HENDERSON — Each year, Henderson-Vance County Chamber of Commerce President Michele Burgess wonders if the previous crop of Small Business of the Year nominees can be topped.
The 2021 field did not disappoint.
Its winners were crowned Wednesday at Henderson Country Club during an annual luncheon hosted by four area chambers of commerce and the Vance-Granville Community College Small Business Center.
“We just think every year we can’t get anybody better,” Burgess said, “but then we get some more names and we’re like, ‘Oh yeah.’ ”
Small Business of the Year winners, chosen by an anonymous committee, were announced Wednesday by the Henderson-Vance County Chamber of Commerce as well as the Granville County Chamber of Commerce, Greater Franklin County Chamber of Commerce, and the Roxboro Area Chamber of Commerce.
Country Snacks Manufacturing earned the nod from Henderson-Vance and Oxford’s Huff Consulting took the top honor from Granville County. Franklin County selected Cook Shack Catering as its winner, and REMAX Premier Realty received recognition from the Roxboro Chamber.
The awards portion of the event followed an address from guest speakers Miles Kirksey and Torie Keeton of the N.C. Rural Center. The program also included remarks from Tanya Evans, representing Small Business of the Year award sponsor Duke Energy as well Sheri Jones, the director of VGCC’s Small Business Center.
Henderson-Vance County Chamber of Commerce Chairperson Ronald Bennett presented Country Snacks Manufacturing’s award, surprising the audience by pulling out a yellow-labeled bag of Carolina Country Snacks fried pork fat back and raising it with his right hand to showcase one of their popular products.
“Has anyone else seen these bags?” Bennett said.
“This locally-owned Country Snacks Manufacturing began in the year 2000,” Bennett added, “and has brought positive recognition to our community with each package of pork skins, proudly printed with ‘Henderson, North Carolina’ and a Bible verse on the back.”
Country Snacks President Angela Jacobs took over the reins of the business from the founder, her father Dwight Frazier.

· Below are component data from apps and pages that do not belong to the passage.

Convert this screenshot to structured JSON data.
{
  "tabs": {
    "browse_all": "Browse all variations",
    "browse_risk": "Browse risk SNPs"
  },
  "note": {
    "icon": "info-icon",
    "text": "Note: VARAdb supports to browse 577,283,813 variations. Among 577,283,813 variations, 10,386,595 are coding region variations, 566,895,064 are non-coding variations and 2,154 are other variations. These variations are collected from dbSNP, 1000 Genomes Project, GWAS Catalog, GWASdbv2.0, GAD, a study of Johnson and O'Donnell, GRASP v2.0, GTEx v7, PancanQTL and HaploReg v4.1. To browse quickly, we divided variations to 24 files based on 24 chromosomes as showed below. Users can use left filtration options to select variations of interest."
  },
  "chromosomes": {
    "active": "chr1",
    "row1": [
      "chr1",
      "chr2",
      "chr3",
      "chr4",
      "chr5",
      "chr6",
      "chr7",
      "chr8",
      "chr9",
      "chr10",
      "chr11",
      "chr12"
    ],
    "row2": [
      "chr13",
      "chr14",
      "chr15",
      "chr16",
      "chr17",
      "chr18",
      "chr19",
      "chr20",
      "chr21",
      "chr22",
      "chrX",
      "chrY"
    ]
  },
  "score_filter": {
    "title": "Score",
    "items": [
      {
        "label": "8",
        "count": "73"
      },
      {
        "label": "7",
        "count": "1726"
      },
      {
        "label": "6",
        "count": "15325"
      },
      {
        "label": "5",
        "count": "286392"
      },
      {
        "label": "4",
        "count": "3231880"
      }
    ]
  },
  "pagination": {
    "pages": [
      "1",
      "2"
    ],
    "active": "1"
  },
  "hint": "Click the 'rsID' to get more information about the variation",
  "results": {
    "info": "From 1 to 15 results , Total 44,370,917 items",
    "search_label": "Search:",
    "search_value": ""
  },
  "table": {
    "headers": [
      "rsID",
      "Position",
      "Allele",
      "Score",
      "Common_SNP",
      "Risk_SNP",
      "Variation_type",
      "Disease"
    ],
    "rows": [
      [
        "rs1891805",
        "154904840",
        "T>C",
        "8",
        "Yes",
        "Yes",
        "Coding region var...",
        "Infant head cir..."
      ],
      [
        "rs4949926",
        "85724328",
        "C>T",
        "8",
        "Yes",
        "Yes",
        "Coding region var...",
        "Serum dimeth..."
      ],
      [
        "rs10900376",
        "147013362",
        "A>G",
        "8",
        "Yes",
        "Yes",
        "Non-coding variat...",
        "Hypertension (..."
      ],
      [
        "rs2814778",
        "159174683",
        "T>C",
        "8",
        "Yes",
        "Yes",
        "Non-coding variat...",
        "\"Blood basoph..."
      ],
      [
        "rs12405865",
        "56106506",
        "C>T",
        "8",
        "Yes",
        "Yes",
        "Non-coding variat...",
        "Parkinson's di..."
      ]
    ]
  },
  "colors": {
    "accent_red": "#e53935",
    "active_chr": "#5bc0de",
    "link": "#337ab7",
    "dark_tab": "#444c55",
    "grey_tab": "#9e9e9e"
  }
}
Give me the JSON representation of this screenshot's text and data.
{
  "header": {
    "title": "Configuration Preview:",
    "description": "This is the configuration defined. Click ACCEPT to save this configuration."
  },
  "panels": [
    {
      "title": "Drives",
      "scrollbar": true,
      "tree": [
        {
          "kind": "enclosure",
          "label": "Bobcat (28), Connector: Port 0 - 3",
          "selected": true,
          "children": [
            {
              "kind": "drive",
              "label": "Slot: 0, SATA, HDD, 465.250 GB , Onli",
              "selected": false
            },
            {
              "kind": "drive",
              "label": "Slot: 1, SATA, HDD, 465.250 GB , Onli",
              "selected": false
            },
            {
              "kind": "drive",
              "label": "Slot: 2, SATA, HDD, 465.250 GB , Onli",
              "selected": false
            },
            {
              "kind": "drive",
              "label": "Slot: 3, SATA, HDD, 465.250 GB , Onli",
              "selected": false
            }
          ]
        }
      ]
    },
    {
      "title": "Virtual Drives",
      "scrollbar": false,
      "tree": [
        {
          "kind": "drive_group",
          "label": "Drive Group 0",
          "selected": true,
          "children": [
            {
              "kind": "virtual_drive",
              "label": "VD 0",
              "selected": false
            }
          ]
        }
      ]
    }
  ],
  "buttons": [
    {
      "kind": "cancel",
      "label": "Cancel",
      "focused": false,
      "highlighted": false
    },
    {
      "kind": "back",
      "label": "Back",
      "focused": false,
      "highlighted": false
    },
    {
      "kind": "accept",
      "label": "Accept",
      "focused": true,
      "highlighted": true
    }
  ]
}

The company grew from six employees at its start to more than 35 and in recent years, expanded to a national market.
Burgess credited the Frazier and Jacobs families for keeping the business in the family, and praised the public-spirited Angela Jacobs, who serves on the Henderson-Vance Chamber Board of Directors and is involved in a number of other community services.
“The pork skins — you just see it everywhere,” Burgess said. “When their trucks are going down [Interstate 40] going to Wilmington, when you go into Richmond, when you go into a convenience store. They’re everywhere. So that part of it is just giving great exposure to Vance County because Henderson, N.C. is on the back of the bag.”
Huff Consulting was founded in 2010 out of Randall Huff’s home but the company moved to Oxford’s Williamsboro Street in August 2021.
A major part of the consulting firm’s present offerings center around helping businesses with staffing and employee retention.
Granville Chamber Executive Director Lauren Roberson also touted Huff Consulting’s presence in the community, including their involvement in a recent autism fundraiser.
“So they’re giving back to the community,” Roberson said, “but also what they do as a business is so critical right now with our workforce shortage.”
Huff called the firm’s move to Williamsboro Street, and all that came with it, a “blessing” and that he knows Huff Consulting has found the right place.
“We look forward to being a pillar of the community for a long time,” Huff said.
Kirksey, N.C. Rural Center’s Advocacy Engagement Coordinator, cited a N.C. Secretary of State report that 300,000 new businesses have been registered in the state since 2020. Last year, the 178,300 new business creation filings were more than double the amount registered four years prior.
Kirksey said rural areas have been impacted by what he called the “small business boom.”
The Rural Center serves the state’s 78 rural counties with an emphasis on individuals with low to moderate incomes and communities with limited resources.
“Rural is not just a place,” Kirksey said. “It’s a way of life. And a lot of us wouldn’t trade it for what they’ve got going on in Wake County, Durham County, etcetera.”
The majority of Henderson-Vance Chamber members are small businesses, the “backbone” of the Chamber as Burgess referred to them.
Running a small business is an exercise in resourcefulness.
“They don’t have the IT departments to call on when their computer goes down,” Burgess said. “They don’t have the HR department to call on when they need to hire somebody. They don’t have the financial department to call on to get the audit done or get the payroll done. It is like one-, two- and three-men shops sometimes and they are staying up late at night to put the payroll in, to figure out, ‘How am I going to get these positions filled?’ ”
It’s more like a family, Jacobs posited.
“You’re with them almost as much or more as you are with your own family,” said Jacobs. “So that’s how we think of Country Snacks Manufacturing and I would bet that’s how every small business feels. You’re able to really invest in the individuals that you work with.”